- _YOUR TASK_: Your answer must consist of one number: how many lines in the records contain "name".

- _GIVEN DATA_:
----------
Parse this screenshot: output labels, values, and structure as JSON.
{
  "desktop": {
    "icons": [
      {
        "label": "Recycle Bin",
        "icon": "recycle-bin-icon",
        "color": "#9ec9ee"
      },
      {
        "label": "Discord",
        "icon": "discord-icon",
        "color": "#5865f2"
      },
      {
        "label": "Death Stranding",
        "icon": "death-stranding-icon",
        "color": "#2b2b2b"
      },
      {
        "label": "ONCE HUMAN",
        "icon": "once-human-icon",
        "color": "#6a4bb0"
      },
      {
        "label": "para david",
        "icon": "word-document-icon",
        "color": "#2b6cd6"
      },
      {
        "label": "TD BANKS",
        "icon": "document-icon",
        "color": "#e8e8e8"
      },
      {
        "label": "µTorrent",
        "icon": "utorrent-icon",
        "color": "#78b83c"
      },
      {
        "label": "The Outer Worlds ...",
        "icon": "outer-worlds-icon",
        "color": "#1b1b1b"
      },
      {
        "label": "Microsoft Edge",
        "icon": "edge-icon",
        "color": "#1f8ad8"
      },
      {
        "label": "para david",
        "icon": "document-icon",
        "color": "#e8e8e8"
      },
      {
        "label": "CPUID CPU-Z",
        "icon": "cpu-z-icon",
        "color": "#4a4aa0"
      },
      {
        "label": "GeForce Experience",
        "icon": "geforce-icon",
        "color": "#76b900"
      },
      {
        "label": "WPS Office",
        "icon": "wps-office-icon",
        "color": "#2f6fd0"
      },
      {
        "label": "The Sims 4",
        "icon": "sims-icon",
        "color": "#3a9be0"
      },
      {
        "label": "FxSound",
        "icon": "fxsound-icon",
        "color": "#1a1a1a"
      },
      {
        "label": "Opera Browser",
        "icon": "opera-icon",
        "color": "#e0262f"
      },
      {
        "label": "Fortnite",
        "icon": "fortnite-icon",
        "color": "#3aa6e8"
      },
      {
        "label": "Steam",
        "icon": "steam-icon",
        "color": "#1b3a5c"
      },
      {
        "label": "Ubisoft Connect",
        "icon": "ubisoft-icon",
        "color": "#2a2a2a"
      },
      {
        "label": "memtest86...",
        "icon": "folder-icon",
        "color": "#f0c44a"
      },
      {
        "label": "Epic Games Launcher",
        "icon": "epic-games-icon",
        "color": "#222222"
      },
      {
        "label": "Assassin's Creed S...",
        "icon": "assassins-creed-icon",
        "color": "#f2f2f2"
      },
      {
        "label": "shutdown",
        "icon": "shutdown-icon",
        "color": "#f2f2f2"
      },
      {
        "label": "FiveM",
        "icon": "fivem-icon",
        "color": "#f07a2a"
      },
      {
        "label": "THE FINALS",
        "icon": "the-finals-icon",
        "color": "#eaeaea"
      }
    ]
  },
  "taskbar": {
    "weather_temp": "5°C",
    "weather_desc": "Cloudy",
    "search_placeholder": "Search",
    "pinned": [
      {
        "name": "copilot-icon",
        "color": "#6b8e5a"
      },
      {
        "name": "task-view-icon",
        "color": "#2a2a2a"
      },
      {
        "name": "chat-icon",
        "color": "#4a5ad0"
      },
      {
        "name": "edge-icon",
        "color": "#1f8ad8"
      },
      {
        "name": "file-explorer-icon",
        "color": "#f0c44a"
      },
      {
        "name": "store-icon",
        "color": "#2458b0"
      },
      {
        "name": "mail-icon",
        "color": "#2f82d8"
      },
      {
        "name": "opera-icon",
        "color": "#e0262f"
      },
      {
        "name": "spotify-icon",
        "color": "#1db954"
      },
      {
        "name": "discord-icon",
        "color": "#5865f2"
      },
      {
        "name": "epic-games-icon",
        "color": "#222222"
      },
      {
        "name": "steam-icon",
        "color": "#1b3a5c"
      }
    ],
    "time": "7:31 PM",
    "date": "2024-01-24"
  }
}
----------
- _ANSWER BELOW_: 12